══ Supplied material

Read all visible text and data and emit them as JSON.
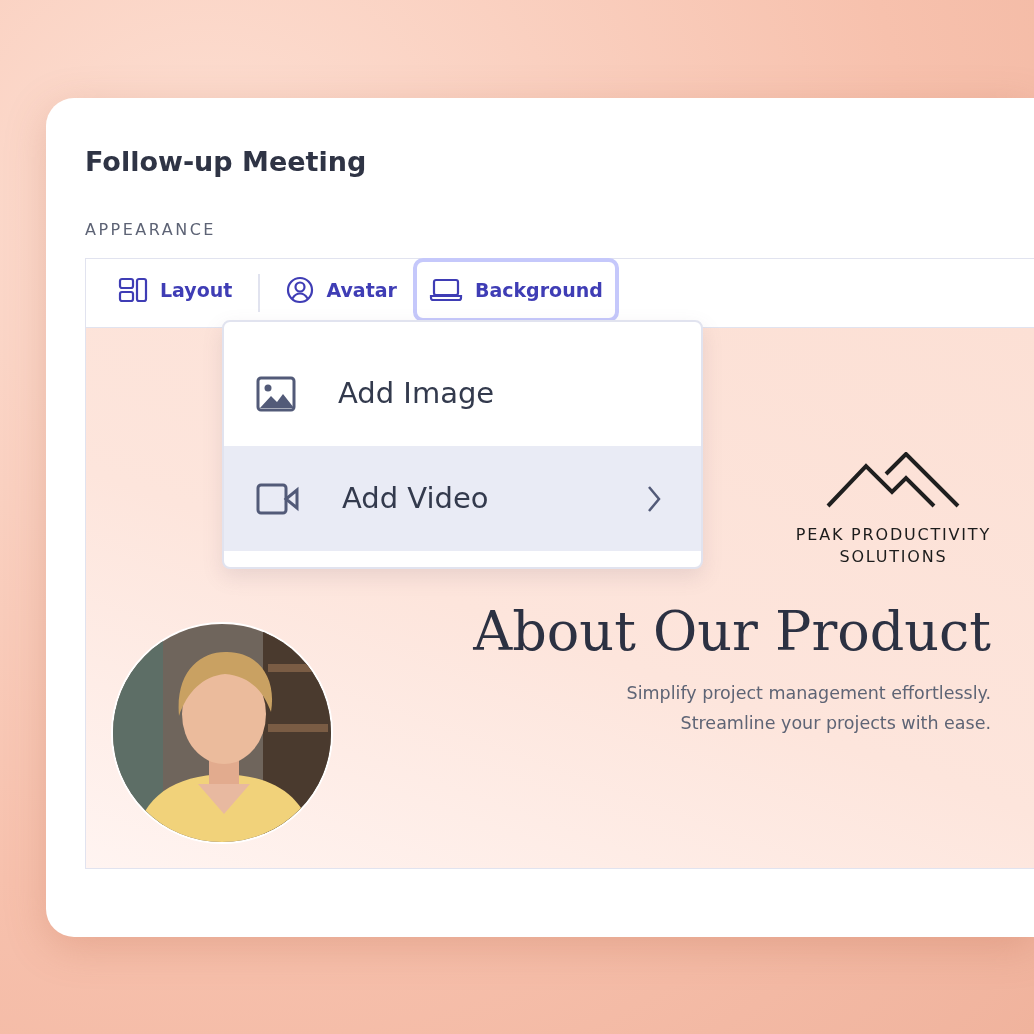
{
  "title": "Follow-up Meeting",
  "section_label": "APPEARANCE",
  "tabs": [
    {
      "label": "Layout",
      "selected": false
    },
    {
      "label": "Avatar",
      "selected": false
    },
    {
      "label": "Background",
      "selected": true
    }
  ],
  "menu": {
    "expanded": true,
    "items": [
      {
        "label": "Add Image",
        "selected": false,
        "submenu": false
      },
      {
        "label": "Add Video",
        "selected": true,
        "submenu": true
      }
    ]
  },
  "preview": {
    "avatar": {
      "kind": "picture"
    },
    "logo_lines": [
      "PEAK PRODUCTIVITY",
      "SOLUTIONS"
    ],
    "heading": "About Our Product",
    "subtitle_lines": [
      "Simplify project management effortlessly.",
      "Streamline your projects with ease."
    ]
  }
}
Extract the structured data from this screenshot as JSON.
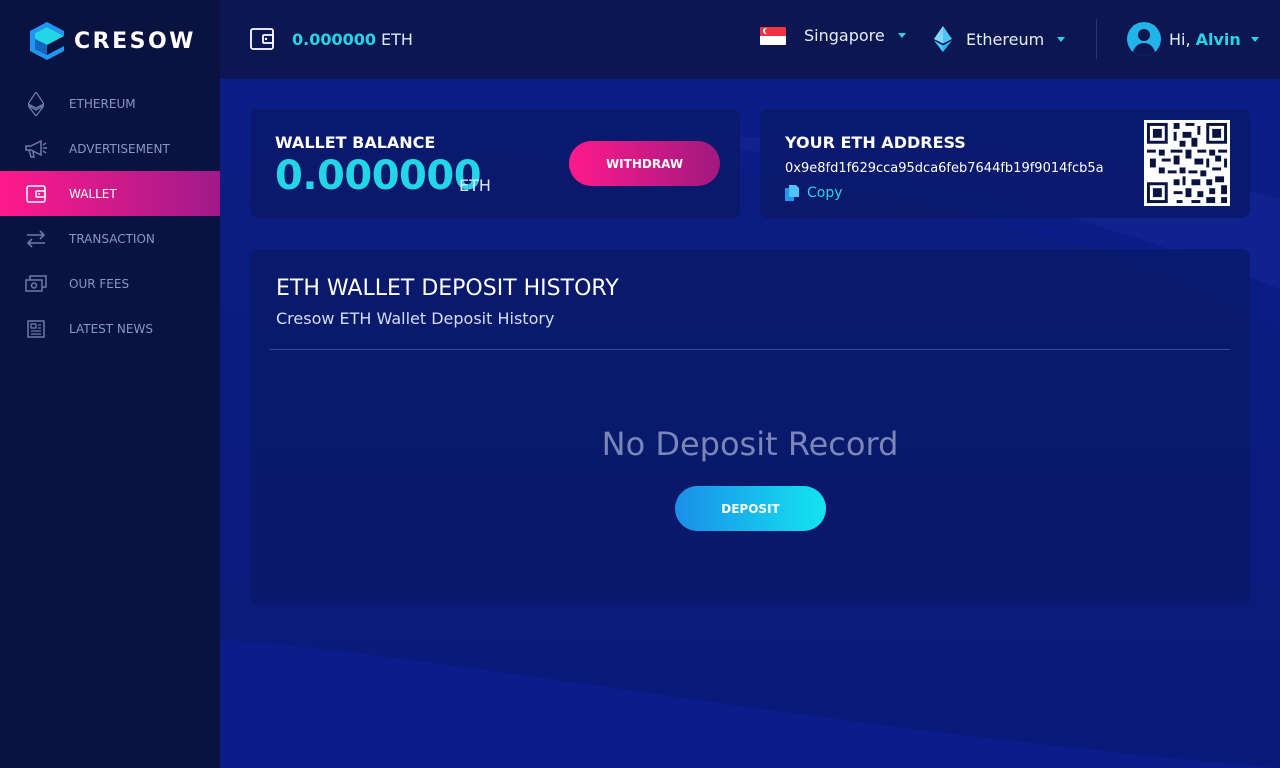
{
  "brand": {
    "name": "CRESOW"
  },
  "sidebar": {
    "items": [
      {
        "label": "ETHEREUM",
        "icon": "ethereum-icon",
        "active": false
      },
      {
        "label": "ADVERTISEMENT",
        "icon": "megaphone-icon",
        "active": false
      },
      {
        "label": "WALLET",
        "icon": "wallet-icon",
        "active": true
      },
      {
        "label": "TRANSACTION",
        "icon": "transfer-arrows-icon",
        "active": false
      },
      {
        "label": "OUR FEES",
        "icon": "cash-icon",
        "active": false
      },
      {
        "label": "LATEST NEWS",
        "icon": "newspaper-icon",
        "active": false
      }
    ]
  },
  "topbar": {
    "wallet_amount": "0.000000",
    "wallet_unit": "ETH",
    "country": "Singapore",
    "currency": "Ethereum",
    "greeting": "Hi,",
    "username": "Alvin"
  },
  "balance_card": {
    "title": "WALLET BALANCE",
    "amount": "0.000000",
    "unit": "ETH",
    "withdraw_label": "WITHDRAW"
  },
  "address_card": {
    "title": "YOUR ETH ADDRESS",
    "address": "0x9e8fd1f629cca95dca6feb7644fb19f9014fcb5a",
    "copy_label": "Copy"
  },
  "history": {
    "title": "ETH WALLET DEPOSIT HISTORY",
    "subtitle": "Cresow ETH Wallet Deposit History",
    "empty_text": "No Deposit Record",
    "deposit_label": "DEPOSIT"
  },
  "colors": {
    "accent_cyan": "#22d6e8",
    "accent_pink": "#ff1a8c",
    "sidebar_bg": "#0a1240",
    "main_bg": "#0a1a7a"
  }
}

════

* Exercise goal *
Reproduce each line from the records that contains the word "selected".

* Answer to this problem *
      "selected": false
      "selected": false
      "selected": true
        "selected": false,
        "selected": true,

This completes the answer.